What you need to do ▸ Bring together all lines of the material below that contain the string "start".

--- Provided material ---

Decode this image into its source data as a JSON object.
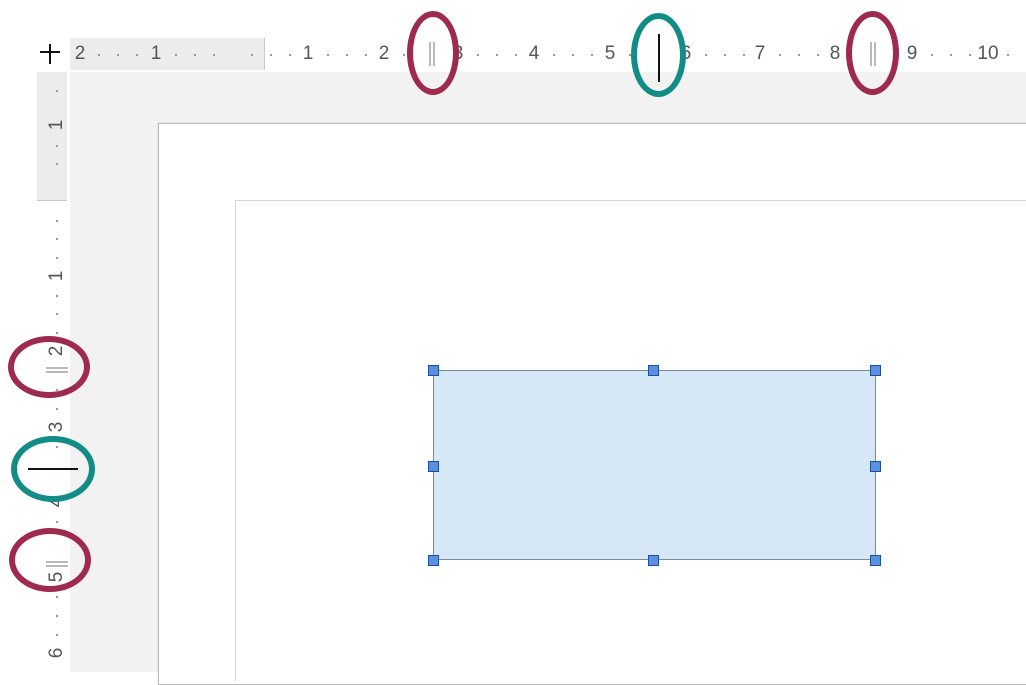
{
  "ruler_h": {
    "labels": [
      "2",
      "1",
      "1",
      "2",
      "3",
      "4",
      "5",
      "6",
      "7",
      "8",
      "9",
      "10"
    ]
  },
  "ruler_v": {
    "labels": [
      "1",
      "1",
      "2",
      "3",
      "4",
      "5",
      "6"
    ]
  },
  "colors": {
    "highlight_margin": "#9e2a50",
    "highlight_position": "#118c86",
    "shape_fill": "#d6e8f6",
    "handle_fill": "#5b8fe0"
  },
  "icons": {
    "corner": "ruler-corner-tab-icon"
  }
}
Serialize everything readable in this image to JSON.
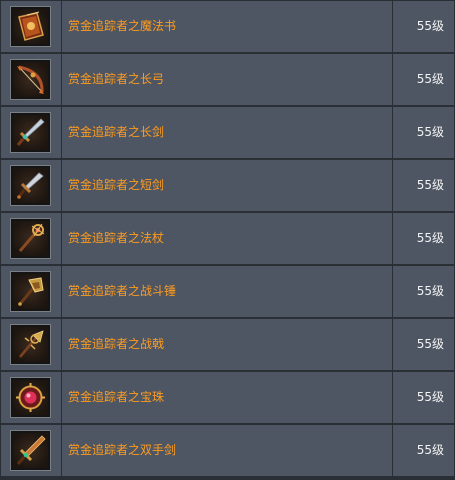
{
  "rows": [
    {
      "icon": "spellbook-icon",
      "name": "赏金追踪者之魔法书",
      "level": "55级"
    },
    {
      "icon": "longbow-icon",
      "name": "赏金追踪者之长弓",
      "level": "55级"
    },
    {
      "icon": "longsword-icon",
      "name": "赏金追踪者之长剑",
      "level": "55级"
    },
    {
      "icon": "shortsword-icon",
      "name": "赏金追踪者之短剑",
      "level": "55级"
    },
    {
      "icon": "staff-icon",
      "name": "赏金追踪者之法杖",
      "level": "55级"
    },
    {
      "icon": "warhammer-icon",
      "name": "赏金追踪者之战斗锤",
      "level": "55级"
    },
    {
      "icon": "halberd-icon",
      "name": "赏金追踪者之战戟",
      "level": "55级"
    },
    {
      "icon": "orb-icon",
      "name": "赏金追踪者之宝珠",
      "level": "55级"
    },
    {
      "icon": "greatsword-icon",
      "name": "赏金追踪者之双手剑",
      "level": "55级"
    }
  ],
  "colors": {
    "name_text": "#ff9c1f",
    "level_text": "#f2f2f2",
    "cell_bg": "#4e5663",
    "grid": "#2a2f36"
  }
}
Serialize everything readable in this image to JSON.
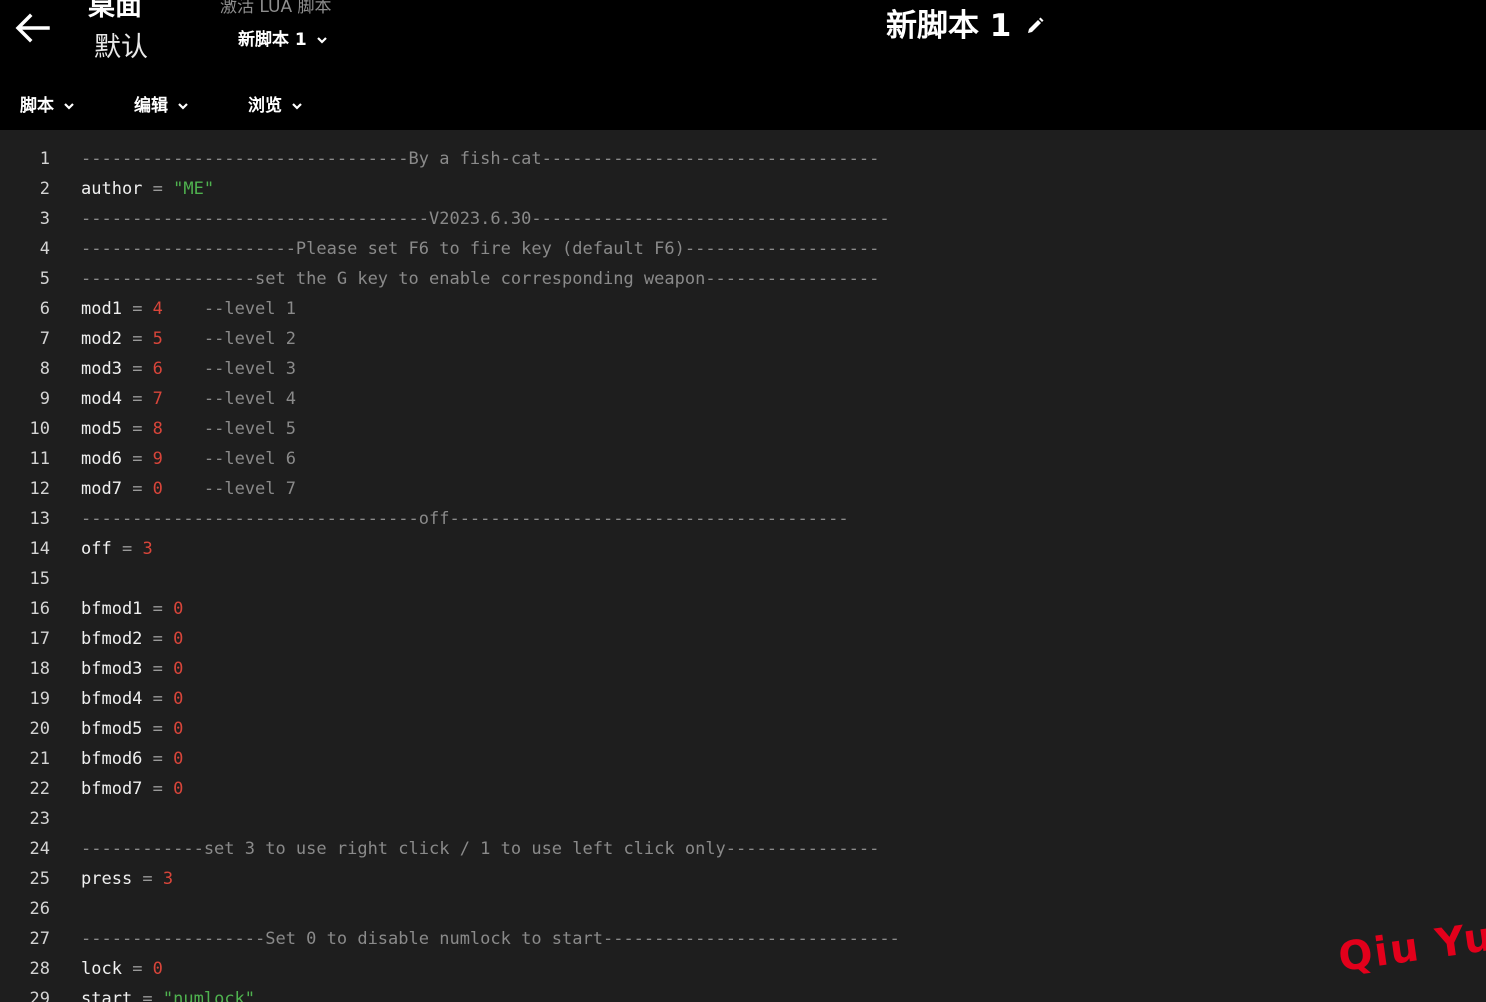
{
  "header": {
    "title": "桌面",
    "profile": "默认",
    "activate_label": "激活 LUA 脚本",
    "script_select": "新脚本 1",
    "script_title": "新脚本 1"
  },
  "menu": [
    {
      "label": "脚本"
    },
    {
      "label": "编辑"
    },
    {
      "label": "浏览"
    }
  ],
  "editor": {
    "lines": [
      {
        "n": "1",
        "t": [
          {
            "k": "c",
            "v": "--------------------------------By a fish-cat---------------------------------"
          }
        ]
      },
      {
        "n": "2",
        "t": [
          {
            "k": "id",
            "v": "author"
          },
          {
            "k": "o",
            "v": " = "
          },
          {
            "k": "s",
            "v": "\"ME\""
          }
        ]
      },
      {
        "n": "3",
        "t": [
          {
            "k": "c",
            "v": "----------------------------------V2023.6.30-----------------------------------"
          }
        ]
      },
      {
        "n": "4",
        "t": [
          {
            "k": "c",
            "v": "---------------------Please set F6 to fire key (default F6)-------------------"
          }
        ]
      },
      {
        "n": "5",
        "t": [
          {
            "k": "c",
            "v": "-----------------set the G key to enable corresponding weapon-----------------"
          }
        ]
      },
      {
        "n": "6",
        "t": [
          {
            "k": "id",
            "v": "mod1"
          },
          {
            "k": "o",
            "v": " = "
          },
          {
            "k": "n",
            "v": "4"
          },
          {
            "k": "c",
            "v": "    --level 1"
          }
        ]
      },
      {
        "n": "7",
        "t": [
          {
            "k": "id",
            "v": "mod2"
          },
          {
            "k": "o",
            "v": " = "
          },
          {
            "k": "n",
            "v": "5"
          },
          {
            "k": "c",
            "v": "    --level 2"
          }
        ]
      },
      {
        "n": "8",
        "t": [
          {
            "k": "id",
            "v": "mod3"
          },
          {
            "k": "o",
            "v": " = "
          },
          {
            "k": "n",
            "v": "6"
          },
          {
            "k": "c",
            "v": "    --level 3"
          }
        ]
      },
      {
        "n": "9",
        "t": [
          {
            "k": "id",
            "v": "mod4"
          },
          {
            "k": "o",
            "v": " = "
          },
          {
            "k": "n",
            "v": "7"
          },
          {
            "k": "c",
            "v": "    --level 4"
          }
        ]
      },
      {
        "n": "10",
        "t": [
          {
            "k": "id",
            "v": "mod5"
          },
          {
            "k": "o",
            "v": " = "
          },
          {
            "k": "n",
            "v": "8"
          },
          {
            "k": "c",
            "v": "    --level 5"
          }
        ]
      },
      {
        "n": "11",
        "t": [
          {
            "k": "id",
            "v": "mod6"
          },
          {
            "k": "o",
            "v": " = "
          },
          {
            "k": "n",
            "v": "9"
          },
          {
            "k": "c",
            "v": "    --level 6"
          }
        ]
      },
      {
        "n": "12",
        "t": [
          {
            "k": "id",
            "v": "mod7"
          },
          {
            "k": "o",
            "v": " = "
          },
          {
            "k": "n",
            "v": "0"
          },
          {
            "k": "c",
            "v": "    --level 7"
          }
        ]
      },
      {
        "n": "13",
        "t": [
          {
            "k": "c",
            "v": "---------------------------------off---------------------------------------"
          }
        ]
      },
      {
        "n": "14",
        "t": [
          {
            "k": "id",
            "v": "off"
          },
          {
            "k": "o",
            "v": " = "
          },
          {
            "k": "n",
            "v": "3"
          }
        ]
      },
      {
        "n": "15",
        "t": []
      },
      {
        "n": "16",
        "t": [
          {
            "k": "id",
            "v": "bfmod1"
          },
          {
            "k": "o",
            "v": " = "
          },
          {
            "k": "n",
            "v": "0"
          }
        ]
      },
      {
        "n": "17",
        "t": [
          {
            "k": "id",
            "v": "bfmod2"
          },
          {
            "k": "o",
            "v": " = "
          },
          {
            "k": "n",
            "v": "0"
          }
        ]
      },
      {
        "n": "18",
        "t": [
          {
            "k": "id",
            "v": "bfmod3"
          },
          {
            "k": "o",
            "v": " = "
          },
          {
            "k": "n",
            "v": "0"
          }
        ]
      },
      {
        "n": "19",
        "t": [
          {
            "k": "id",
            "v": "bfmod4"
          },
          {
            "k": "o",
            "v": " = "
          },
          {
            "k": "n",
            "v": "0"
          }
        ]
      },
      {
        "n": "20",
        "t": [
          {
            "k": "id",
            "v": "bfmod5"
          },
          {
            "k": "o",
            "v": " = "
          },
          {
            "k": "n",
            "v": "0"
          }
        ]
      },
      {
        "n": "21",
        "t": [
          {
            "k": "id",
            "v": "bfmod6"
          },
          {
            "k": "o",
            "v": " = "
          },
          {
            "k": "n",
            "v": "0"
          }
        ]
      },
      {
        "n": "22",
        "t": [
          {
            "k": "id",
            "v": "bfmod7"
          },
          {
            "k": "o",
            "v": " = "
          },
          {
            "k": "n",
            "v": "0"
          }
        ]
      },
      {
        "n": "23",
        "t": []
      },
      {
        "n": "24",
        "t": [
          {
            "k": "c",
            "v": "------------set 3 to use right click / 1 to use left click only---------------"
          }
        ]
      },
      {
        "n": "25",
        "t": [
          {
            "k": "id",
            "v": "press"
          },
          {
            "k": "o",
            "v": " = "
          },
          {
            "k": "n",
            "v": "3"
          }
        ]
      },
      {
        "n": "26",
        "t": []
      },
      {
        "n": "27",
        "t": [
          {
            "k": "c",
            "v": "------------------Set 0 to disable numlock to start-----------------------------"
          }
        ]
      },
      {
        "n": "28",
        "t": [
          {
            "k": "id",
            "v": "lock"
          },
          {
            "k": "o",
            "v": " = "
          },
          {
            "k": "n",
            "v": "0"
          }
        ]
      },
      {
        "n": "29",
        "t": [
          {
            "k": "id",
            "v": "start"
          },
          {
            "k": "o",
            "v": " = "
          },
          {
            "k": "s",
            "v": "\"numlock\""
          }
        ]
      }
    ]
  },
  "watermark": "Qiu Yue",
  "colors": {
    "header_bg": "#000000",
    "editor_bg": "#1e1e1e",
    "comment": "#8a8a8a",
    "number": "#d8453a",
    "string": "#4fb24f",
    "watermark": "#e3001b"
  },
  "icons": [
    "back-arrow-icon",
    "chevron-down-icon",
    "pencil-icon"
  ]
}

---

Final answer ▸
            "v": "------------------Set 0 to disable numlock to start-----------------------------"
            "v": "start"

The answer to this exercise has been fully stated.